Yesterday, I was part of the discussion panel at the “KennisCafé: De Foute Avond”. The KennisCafé is a monthly night at de Balie, Amsterdam, where scientists and other experts discuss a certain topic for a laymen’s audience. This night, the theme was: problems and mistakes in science.
Together with panel members Lotty Hooft (director Cochrane Netherlands), Lex Bouter (professor in scientific integrity and methodology), and Paul Iske (“Chief Failure Officer”), I discussed topics such as statistical mistakes, problems with replication, and possible directions for solutions.
The livestream (in Dutch) can be found here:
The KennisCafé is a production of NEMO Science Museum, KNAW, de Volkskrant, and de Balie. More information can be found here.
Yesterday I was awarded the Tilburg University Dissertation Prize. It is a great honor, but I’m especially grateful because this as a sign that Tilburg University thinks it is good to be critical about the current scientific system, and that open science is an important step forward.
I would like to thank my advisors and collaborators, without whom this dissertation would not exist.
My full dissertation, “Research on Research: A Meta-Scientific Study of Problems and Solutions in Psychological Science”, can be downloaded here.
At the Solid Science Workshop in Bordeaux (September 6-7, 2018), I gave a workshop about free software to facilitate solid research practices.

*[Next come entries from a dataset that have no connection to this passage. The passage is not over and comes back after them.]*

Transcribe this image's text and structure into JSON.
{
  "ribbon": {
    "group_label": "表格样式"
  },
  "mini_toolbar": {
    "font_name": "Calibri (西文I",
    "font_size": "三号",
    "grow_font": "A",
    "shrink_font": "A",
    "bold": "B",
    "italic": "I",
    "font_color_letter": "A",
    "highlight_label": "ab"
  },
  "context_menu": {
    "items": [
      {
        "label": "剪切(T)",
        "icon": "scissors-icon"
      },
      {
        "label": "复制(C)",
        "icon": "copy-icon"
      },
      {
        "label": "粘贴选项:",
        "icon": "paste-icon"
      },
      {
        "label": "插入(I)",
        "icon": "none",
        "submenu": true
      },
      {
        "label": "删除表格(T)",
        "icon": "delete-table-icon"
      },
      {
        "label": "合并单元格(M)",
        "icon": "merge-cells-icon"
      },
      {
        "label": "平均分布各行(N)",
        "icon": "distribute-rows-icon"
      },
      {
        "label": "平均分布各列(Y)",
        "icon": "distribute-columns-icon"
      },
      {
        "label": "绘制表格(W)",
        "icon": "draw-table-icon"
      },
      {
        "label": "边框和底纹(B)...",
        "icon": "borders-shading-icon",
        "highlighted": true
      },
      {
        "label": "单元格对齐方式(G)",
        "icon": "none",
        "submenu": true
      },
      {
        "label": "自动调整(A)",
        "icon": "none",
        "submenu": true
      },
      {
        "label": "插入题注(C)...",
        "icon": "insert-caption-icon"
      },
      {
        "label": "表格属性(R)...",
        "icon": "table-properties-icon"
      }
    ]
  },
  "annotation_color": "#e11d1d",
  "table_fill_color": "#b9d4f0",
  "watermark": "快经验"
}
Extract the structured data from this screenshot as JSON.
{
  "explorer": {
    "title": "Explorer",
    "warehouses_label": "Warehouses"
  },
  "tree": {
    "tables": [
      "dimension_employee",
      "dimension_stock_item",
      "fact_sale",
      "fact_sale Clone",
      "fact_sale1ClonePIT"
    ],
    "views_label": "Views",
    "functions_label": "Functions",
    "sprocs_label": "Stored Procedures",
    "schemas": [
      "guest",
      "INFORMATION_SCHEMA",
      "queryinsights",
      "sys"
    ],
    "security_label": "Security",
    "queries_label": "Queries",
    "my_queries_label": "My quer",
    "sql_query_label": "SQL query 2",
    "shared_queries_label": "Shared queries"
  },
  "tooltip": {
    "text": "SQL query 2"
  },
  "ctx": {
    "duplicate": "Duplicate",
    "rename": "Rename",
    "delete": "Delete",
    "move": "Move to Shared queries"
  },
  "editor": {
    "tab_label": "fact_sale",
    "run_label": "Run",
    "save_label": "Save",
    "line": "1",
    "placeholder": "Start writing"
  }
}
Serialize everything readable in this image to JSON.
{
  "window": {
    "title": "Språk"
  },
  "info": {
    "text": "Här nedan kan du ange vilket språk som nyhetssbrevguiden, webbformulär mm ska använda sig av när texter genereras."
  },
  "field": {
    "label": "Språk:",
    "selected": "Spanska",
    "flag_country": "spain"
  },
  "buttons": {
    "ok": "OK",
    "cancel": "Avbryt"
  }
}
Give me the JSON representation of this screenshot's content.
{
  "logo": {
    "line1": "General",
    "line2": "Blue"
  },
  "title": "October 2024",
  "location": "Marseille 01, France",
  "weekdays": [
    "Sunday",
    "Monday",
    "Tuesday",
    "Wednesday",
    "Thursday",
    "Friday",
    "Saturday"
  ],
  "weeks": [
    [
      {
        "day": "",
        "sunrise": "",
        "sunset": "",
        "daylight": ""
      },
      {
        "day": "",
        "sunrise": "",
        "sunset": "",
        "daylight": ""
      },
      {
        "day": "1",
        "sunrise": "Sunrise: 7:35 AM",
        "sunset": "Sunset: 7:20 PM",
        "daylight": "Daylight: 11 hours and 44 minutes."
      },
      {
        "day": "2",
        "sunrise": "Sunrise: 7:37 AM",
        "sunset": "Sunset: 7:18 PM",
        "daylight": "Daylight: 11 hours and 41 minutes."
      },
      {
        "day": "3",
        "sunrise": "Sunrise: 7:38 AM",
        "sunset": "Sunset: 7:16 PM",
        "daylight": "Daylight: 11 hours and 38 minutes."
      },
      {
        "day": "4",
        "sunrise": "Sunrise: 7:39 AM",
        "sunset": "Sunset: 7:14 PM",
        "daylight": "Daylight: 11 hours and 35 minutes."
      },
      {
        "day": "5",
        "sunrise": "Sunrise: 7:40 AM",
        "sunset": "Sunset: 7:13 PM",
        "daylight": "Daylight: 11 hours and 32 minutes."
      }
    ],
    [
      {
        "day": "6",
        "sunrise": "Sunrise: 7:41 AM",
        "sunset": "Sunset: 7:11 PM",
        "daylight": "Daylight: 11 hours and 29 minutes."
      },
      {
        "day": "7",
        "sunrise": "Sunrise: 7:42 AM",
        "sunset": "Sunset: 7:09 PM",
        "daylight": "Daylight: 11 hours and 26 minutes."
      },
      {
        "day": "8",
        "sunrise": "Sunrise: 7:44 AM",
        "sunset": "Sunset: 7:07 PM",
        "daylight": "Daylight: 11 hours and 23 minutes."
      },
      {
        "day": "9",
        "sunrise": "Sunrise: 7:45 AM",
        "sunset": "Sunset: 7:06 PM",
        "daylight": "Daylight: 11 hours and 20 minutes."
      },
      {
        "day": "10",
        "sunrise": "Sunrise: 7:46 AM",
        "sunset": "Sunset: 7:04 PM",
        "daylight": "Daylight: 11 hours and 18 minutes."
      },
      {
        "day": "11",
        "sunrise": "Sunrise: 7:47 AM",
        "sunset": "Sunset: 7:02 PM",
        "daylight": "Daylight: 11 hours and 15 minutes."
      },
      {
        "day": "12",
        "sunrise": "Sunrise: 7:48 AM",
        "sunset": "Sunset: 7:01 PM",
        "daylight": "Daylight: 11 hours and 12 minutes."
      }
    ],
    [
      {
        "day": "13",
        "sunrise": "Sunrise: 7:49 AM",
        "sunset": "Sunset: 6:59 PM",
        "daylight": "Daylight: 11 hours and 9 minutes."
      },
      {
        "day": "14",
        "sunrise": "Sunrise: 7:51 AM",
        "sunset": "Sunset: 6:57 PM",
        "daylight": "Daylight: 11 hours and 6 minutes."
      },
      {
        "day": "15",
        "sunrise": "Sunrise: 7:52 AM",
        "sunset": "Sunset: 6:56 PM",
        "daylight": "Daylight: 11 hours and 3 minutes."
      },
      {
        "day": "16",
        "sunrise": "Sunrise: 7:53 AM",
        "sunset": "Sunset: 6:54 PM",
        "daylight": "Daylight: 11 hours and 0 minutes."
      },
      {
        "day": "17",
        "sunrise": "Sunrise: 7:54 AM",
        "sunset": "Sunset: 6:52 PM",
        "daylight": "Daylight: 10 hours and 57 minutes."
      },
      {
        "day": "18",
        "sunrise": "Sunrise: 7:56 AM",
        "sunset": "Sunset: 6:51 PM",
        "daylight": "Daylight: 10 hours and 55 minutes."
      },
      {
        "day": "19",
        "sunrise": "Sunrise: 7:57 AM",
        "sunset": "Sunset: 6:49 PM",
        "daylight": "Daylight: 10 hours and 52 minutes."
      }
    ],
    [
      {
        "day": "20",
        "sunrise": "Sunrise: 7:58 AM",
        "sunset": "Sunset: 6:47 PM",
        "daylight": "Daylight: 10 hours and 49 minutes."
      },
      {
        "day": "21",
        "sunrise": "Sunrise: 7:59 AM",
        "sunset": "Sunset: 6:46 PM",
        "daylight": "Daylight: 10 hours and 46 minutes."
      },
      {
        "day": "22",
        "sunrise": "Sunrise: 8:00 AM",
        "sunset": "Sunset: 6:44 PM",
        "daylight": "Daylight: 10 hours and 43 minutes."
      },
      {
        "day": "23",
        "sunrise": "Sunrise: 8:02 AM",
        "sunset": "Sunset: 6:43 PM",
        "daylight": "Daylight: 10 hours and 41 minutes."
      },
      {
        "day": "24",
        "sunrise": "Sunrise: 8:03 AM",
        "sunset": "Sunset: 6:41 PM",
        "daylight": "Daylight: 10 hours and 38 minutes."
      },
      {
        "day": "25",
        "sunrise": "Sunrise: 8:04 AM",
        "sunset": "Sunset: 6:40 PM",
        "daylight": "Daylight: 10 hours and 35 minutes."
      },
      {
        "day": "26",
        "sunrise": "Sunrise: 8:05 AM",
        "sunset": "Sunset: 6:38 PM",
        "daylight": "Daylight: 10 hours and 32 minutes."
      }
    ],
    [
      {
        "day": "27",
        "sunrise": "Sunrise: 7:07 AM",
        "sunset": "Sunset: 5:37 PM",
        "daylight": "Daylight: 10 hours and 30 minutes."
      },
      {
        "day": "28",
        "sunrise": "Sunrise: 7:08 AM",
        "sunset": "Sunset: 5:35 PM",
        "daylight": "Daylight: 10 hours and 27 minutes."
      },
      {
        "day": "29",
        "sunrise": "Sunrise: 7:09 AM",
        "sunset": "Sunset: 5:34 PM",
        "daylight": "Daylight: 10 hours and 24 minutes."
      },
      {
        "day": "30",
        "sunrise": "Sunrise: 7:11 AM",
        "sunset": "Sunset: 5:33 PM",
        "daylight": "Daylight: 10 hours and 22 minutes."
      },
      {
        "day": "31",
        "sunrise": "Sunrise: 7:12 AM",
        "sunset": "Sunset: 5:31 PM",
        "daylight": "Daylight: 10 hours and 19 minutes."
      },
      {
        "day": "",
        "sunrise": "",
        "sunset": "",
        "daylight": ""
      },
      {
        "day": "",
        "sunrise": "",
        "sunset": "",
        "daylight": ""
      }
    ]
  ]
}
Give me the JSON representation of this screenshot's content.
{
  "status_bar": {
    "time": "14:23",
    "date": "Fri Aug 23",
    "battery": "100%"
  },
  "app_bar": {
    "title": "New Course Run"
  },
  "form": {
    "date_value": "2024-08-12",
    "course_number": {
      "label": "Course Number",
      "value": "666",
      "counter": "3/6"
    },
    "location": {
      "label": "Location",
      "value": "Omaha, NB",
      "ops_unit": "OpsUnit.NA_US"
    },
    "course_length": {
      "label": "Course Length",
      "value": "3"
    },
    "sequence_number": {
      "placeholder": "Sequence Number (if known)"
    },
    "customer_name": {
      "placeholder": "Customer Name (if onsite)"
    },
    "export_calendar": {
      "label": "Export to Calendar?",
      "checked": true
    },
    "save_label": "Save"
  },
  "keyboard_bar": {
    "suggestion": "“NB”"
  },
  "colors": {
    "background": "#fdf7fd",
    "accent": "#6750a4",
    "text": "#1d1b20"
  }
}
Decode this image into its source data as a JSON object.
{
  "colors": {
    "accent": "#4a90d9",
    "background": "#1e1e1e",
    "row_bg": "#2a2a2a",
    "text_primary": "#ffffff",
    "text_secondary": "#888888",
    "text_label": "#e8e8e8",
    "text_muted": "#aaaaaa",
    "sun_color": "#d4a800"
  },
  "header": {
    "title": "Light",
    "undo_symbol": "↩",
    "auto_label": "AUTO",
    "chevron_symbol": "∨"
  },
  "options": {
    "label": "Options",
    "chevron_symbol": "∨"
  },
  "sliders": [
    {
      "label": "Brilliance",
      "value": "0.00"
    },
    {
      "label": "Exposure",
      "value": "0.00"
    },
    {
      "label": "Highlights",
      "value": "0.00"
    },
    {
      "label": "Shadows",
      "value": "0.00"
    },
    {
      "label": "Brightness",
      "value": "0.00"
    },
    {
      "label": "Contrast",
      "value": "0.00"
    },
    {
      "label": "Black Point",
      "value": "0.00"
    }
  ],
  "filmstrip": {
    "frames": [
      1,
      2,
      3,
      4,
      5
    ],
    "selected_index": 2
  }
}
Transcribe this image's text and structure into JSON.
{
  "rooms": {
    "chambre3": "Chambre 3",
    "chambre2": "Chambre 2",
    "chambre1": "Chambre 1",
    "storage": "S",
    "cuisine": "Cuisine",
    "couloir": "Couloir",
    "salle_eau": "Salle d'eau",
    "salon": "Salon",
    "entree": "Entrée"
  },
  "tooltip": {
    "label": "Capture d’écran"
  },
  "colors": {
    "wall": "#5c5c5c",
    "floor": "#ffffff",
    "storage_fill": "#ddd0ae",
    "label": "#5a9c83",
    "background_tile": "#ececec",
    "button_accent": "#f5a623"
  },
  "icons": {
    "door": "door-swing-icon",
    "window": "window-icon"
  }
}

During this workshop, we collaboratively worked on a list of resources/software/tools that can be used to improve different stages of the research process.
Check out the list, share it with colleagues, or add your own resources to it here: https://bit.ly/opensciencesoftware.
The slides of the workshop can be found here: https://osf.io/s8wpz/.
Wednesday May 30, 2018, I successfully defended my PhD thesis, which means that I can now finally call myself Dr. Nuijten!
I thank my promotors Jelte Wicherts and Marcel van Assen for all their advice over the last 5 years, and my committee – Chris Chambers, Eric-Jan Wagenmakers, Rolf Zwaan, and Marjan Bakker – for their interesting (and fun!) questions.
My full thesis “Research on research: A meta-scientific study of problems and solutions in psychological science” can be found here.
“The right to read is the right to mine”. That was the motto of yesterday’s meeting at the European Commission, where we discussed how new European copyright laws would affect text and data mining (TDM) research.
The new proposal would seriously impede the use of TDM for businesses; effectively they would not have the right to mine content they already have legal access to, which is of course very strange.
The proposal does include an exemption for non-commercial research organizations – which includes universities, and with that, my work – but this is still not sufficient. For one, it would prevent scientists to commercialize any breakthroughs based on TDM research. On top of that, an increasing number of scientists seaks collaboration with businesses (for example, to increase the chances of getting a Horizon 2020 grant).
For updates on this legislation, and more info on the TDM restrictions, see the website, including an open letter, of the European Alliance for Research Excellence (EARE).